ALLEN PARK, Mich. — Ndamukong Suh says he is happy his suspension was lifted for Sunday's playoff game in Dallas.
And that's about all the Detroit Lions defensive tackle was willing to offer about his successful appeal.
Suh spoke Wednesday, one day after a hearing officer overturned a one-game league suspension, saying the Lions' star needed only to pay a $70,000 fine.
Suh was suspended for stepping on Green Bay Packers quarterback Aaron Rodgers' left leg twice last Sunday in a loss at Lambeau Field, but now he'll be available for this weekend's playoff game at Dallas.
"I'm just pleased with the decision and glad I have the opportunity — I can go against Dallas and help my teammates win the game," Suh said. "I think that's most important."
Suh made it clear he wasn't going to elaborate about his suspension or the appeal. At first, he tried changing the subject by saying he was focused on Dallas — or some variation of that answer. Later, Suh began repeatedly saying "next question" when pressed about the incident with Rodgers and its aftermath.
ESPN's Adam Schefter reported that Suh said at his appeal hearing that his feet were numb from the cold and he couldn't tell difference between Rodgers' feet and the ground.
When Lions coach Jim Caldwell spoke, he also tried to put a stop to questions about Suh and his appeal, although he did talk a bit about Suh's attitude in their first year together. Caldwell took over as Detroit's coach after last season.
"I can only tell you that since I've been here with him, he's been the guy that has been solid," Caldwell said. "He's been good. He listens, and he tries to do the right thing."
Suh has a long list of fines and one previous suspension, for two games in 2011 for stepping on the right arm of Packers lineman Evan Dietrich-Smith. Suh has been fined eight times in his career, but this was the first in 2014.
Suh's short-lived suspension came after Detroit center Dominic Raiola served a one-game ban for stepping on a Chicago player. Raiola missed the regular-season finale at Green Bay, and the Packers beat Detroit in a game that decided the NFC North title.
Raiola was wearing a "Bad Boys" shirt Wednesday — a reference to Detroit's championship-winning NBA team of a quarter-century ago — but he said he wasn't trying to send any sort of message with it. He said the offensive linemen have had those shirts for a while and he just happened to be wearing it.
"I know I'm chomping at the bit to get back out there," Raiola said. "I just think this team is hungry. The more shots that people take at us, the stronger we get, the tougher we get."
Suh stepped on Rodgers once with each foot, which violated unnecessary roughness rules, according to the league. Hearing officer Ted Cottrell heard Suh's expedited appeal Tuesday and ruled that Suh can play at Dallas. Cottrell's decision means the Lions will have one of their key defensive cogs. Suh finished the season with a team-high 8½ sacks and helped Detroit rank second overall defensively and first against the run.

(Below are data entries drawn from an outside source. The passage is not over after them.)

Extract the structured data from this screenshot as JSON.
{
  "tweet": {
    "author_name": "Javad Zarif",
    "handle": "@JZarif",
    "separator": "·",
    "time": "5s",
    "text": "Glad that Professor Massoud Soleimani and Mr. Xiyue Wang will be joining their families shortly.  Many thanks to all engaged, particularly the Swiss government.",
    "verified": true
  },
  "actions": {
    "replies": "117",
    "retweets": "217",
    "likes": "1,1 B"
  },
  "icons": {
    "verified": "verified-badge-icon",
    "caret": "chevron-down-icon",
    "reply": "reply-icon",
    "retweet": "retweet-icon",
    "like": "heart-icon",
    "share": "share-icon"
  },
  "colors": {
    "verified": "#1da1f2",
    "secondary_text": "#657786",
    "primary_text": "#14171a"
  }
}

But the disciplinary action against Suh and Raiola raised familiar concerns about the Lions, who went 11-5 to earn a wild card but have had their maturity questioned in the past. Caldwell has received a lot of credit for keeping Detroit focused, but the Lions now have some distractions they need to put behind them before the playoffs.
"Anything that goes on on that field, I'm responsible for," Caldwell said. "Whether it's good or whether it's bad. Every call that's made, every action that's taken out there on the field, that's my responsibility, and if there's something that's negative, it's my job to get it changed. If I don't get it changed, I won't be here very long. I do understand that. I've always understood that."